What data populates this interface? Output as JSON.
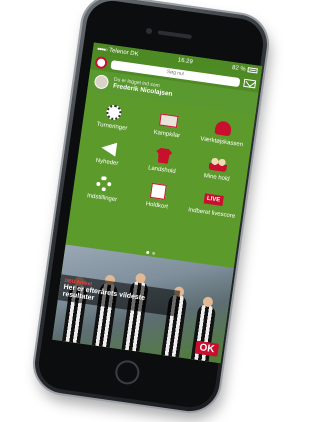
{
  "status_bar": {
    "carrier": "Telenor DK",
    "time": "16.29",
    "battery": "82 %"
  },
  "nav": {
    "search_placeholder": "Søg nu!"
  },
  "user": {
    "status": "Du er logget ind som",
    "name": "Frederik Nicolajsen"
  },
  "menu": {
    "items": [
      {
        "label": "Turneringer",
        "icon": "football-icon"
      },
      {
        "label": "Kampkilar",
        "icon": "schedule-icon"
      },
      {
        "label": "Værktøjskassen",
        "icon": "toolbox-icon"
      },
      {
        "label": "Nyheder",
        "icon": "megaphone-icon"
      },
      {
        "label": "Landshold",
        "icon": "jersey-icon"
      },
      {
        "label": "Mine hold",
        "icon": "team-icon"
      },
      {
        "label": "Indstillinger",
        "icon": "gear-icon"
      },
      {
        "label": "Holdkort",
        "icon": "card-icon"
      },
      {
        "label": "Indberet livescore",
        "icon": "live-icon",
        "badge": "LIVE"
      }
    ]
  },
  "pager": {
    "count": 2,
    "active": 1
  },
  "banner": {
    "tag": "DBU Artikel",
    "title": "Her er efterårets vildeste resultater",
    "sponsor": "OK"
  }
}
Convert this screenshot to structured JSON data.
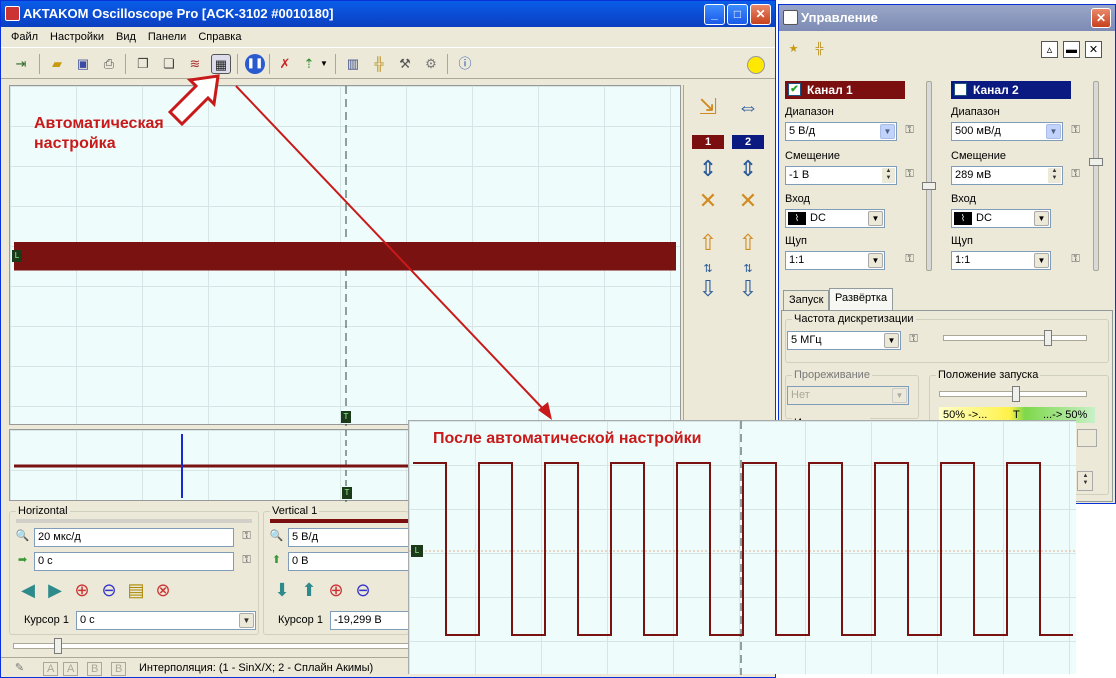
{
  "main_window": {
    "title": "AKTAKOM Oscilloscope Pro [ACK-3102 #0010180]",
    "menu": [
      "Файл",
      "Настройки",
      "Вид",
      "Панели",
      "Справка"
    ],
    "status_text": "Интерполяция: (1 - SinX/X; 2 - Сплайн Акимы)",
    "status_channels": [
      "A",
      "A",
      "B",
      "B"
    ]
  },
  "annotations": {
    "auto_setup": "Автоматическая настройка",
    "after_auto_setup": "После автоматической настройки"
  },
  "scope": {
    "channel_buttons": [
      "1",
      "2"
    ],
    "trigger_marker": "T",
    "ground_marker": "L"
  },
  "horizontal": {
    "title": "Horizontal",
    "timebase": "20 мкс/д",
    "offset": "0 с",
    "cursor_label": "Курсор 1",
    "cursor_value": "0 с"
  },
  "vertical": {
    "title": "Vertical 1",
    "scale": "5 В/д",
    "offset": "0 В",
    "cursor_label": "Курсор 1",
    "cursor_value": "-19,299 В"
  },
  "control_window": {
    "title": "Управление",
    "ch1": {
      "name": "Канал 1",
      "range_label": "Диапазон",
      "range": "5 В/д",
      "offset_label": "Смещение",
      "offset": "-1 В",
      "input_label": "Вход",
      "input": "DC",
      "probe_label": "Щуп",
      "probe": "1:1",
      "color": "#7b0f0f"
    },
    "ch2": {
      "name": "Канал 2",
      "range_label": "Диапазон",
      "range": "500 мВ/д",
      "offset_label": "Смещение",
      "offset": "289 мВ",
      "input_label": "Вход",
      "input": "DC",
      "probe_label": "Щуп",
      "probe": "1:1",
      "color": "#0a1a80"
    },
    "tabs": [
      "Запуск",
      "Развёртка"
    ],
    "sample_rate_label": "Частота дискретизации",
    "sample_rate": "5 МГц",
    "decimation_label": "Прореживание",
    "decimation": "Нет",
    "interpolation_label": "Интерполяция",
    "trigger_pos_label": "Положение запуска",
    "trigger_pos_left": "50% ->...",
    "trigger_pos_mid": "T",
    "trigger_pos_right": "...-> 50%"
  },
  "colors": {
    "trace": "#7b1212",
    "annotation": "#c81a1a",
    "scope_bg": "#eefcfc",
    "title_bar": "#0a4fd6"
  }
}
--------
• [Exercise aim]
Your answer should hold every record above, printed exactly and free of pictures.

• [Finished task]
What data populates this interface? Output as JSON.
{
  "status_bar": {
    "carrier": "Telenor DK",
    "time": "16.29",
    "battery": "82 %"
  },
  "nav": {
    "search_placeholder": "Søg nu!"
  },
  "user": {
    "status": "Du er logget ind som",
    "name": "Frederik Nicolajsen"
  },
  "menu": {
    "items": [
      {
        "label": "Turneringer",
        "icon": "football-icon"
      },
      {
        "label": "Kampkilar",
        "icon": "schedule-icon"
      },
      {
        "label": "Værktøjskassen",
        "icon": "toolbox-icon"
      },
      {
        "label": "Nyheder",
        "icon": "megaphone-icon"
      },
      {
        "label": "Landshold",
        "icon": "jersey-icon"
      },
      {
        "label": "Mine hold",
        "icon": "team-icon"
      },
      {
        "label": "Indstillinger",
        "icon": "gear-icon"
      },
      {
        "label": "Holdkort",
        "icon": "card-icon"
      },
      {
        "label": "Indberet livescore",
        "icon": "live-icon",
        "badge": "LIVE"
      }
    ]
  },
  "pager": {
    "count": 2,
    "active": 1
  },
  "banner": {
    "tag": "DBU Artikel",
    "title": "Her er efterårets vildeste resultater",
    "sponsor": "OK"
  }
}
Convert this screenshot to structured JSON data.
{
  "main_window": {
    "title": "AKTAKOM Oscilloscope Pro [ACK-3102 #0010180]",
    "menu": [
      "Файл",
      "Настройки",
      "Вид",
      "Панели",
      "Справка"
    ],
    "status_text": "Интерполяция: (1 - SinX/X; 2 - Сплайн Акимы)",
    "status_channels": [
      "A",
      "A",
      "B",
      "B"
    ]
  },
  "annotations": {
    "auto_setup": "Автоматическая настройка",
    "after_auto_setup": "После автоматической настройки"
  },
  "scope": {
    "channel_buttons": [
      "1",
      "2"
    ],
    "trigger_marker": "T",
    "ground_marker": "L"
  },
  "horizontal": {
    "title": "Horizontal",
    "timebase": "20 мкс/д",
    "offset": "0 с",
    "cursor_label": "Курсор 1",
    "cursor_value": "0 с"
  },
  "vertical": {
    "title": "Vertical 1",
    "scale": "5 В/д",
    "offset": "0 В",
    "cursor_label": "Курсор 1",
    "cursor_value": "-19,299 В"
  },
  "control_window": {
    "title": "Управление",
    "ch1": {
      "name": "Канал 1",
      "range_label": "Диапазон",
      "range": "5 В/д",
      "offset_label": "Смещение",
      "offset": "-1 В",
      "input_label": "Вход",
      "input": "DC",
      "probe_label": "Щуп",
      "probe": "1:1",
      "color": "#7b0f0f"
    },
    "ch2": {
      "name": "Канал 2",
      "range_label": "Диапазон",
      "range": "500 мВ/д",
      "offset_label": "Смещение",
      "offset": "289 мВ",
      "input_label": "Вход",
      "input": "DC",
      "probe_label": "Щуп",
      "probe": "1:1",
      "color": "#0a1a80"
    },
    "tabs": [
      "Запуск",
      "Развёртка"
    ],
    "sample_rate_label": "Частота дискретизации",
    "sample_rate": "5 МГц",
    "decimation_label": "Прореживание",
    "decimation": "Нет",
    "interpolation_label": "Интерполяция",
    "trigger_pos_label": "Положение запуска",
    "trigger_pos_left": "50% ->...",
    "trigger_pos_mid": "T",
    "trigger_pos_right": "...-> 50%"
  },
  "colors": {
    "trace": "#7b1212",
    "annotation": "#c81a1a",
    "scope_bg": "#eefcfc",
    "title_bar": "#0a4fd6"
  }
}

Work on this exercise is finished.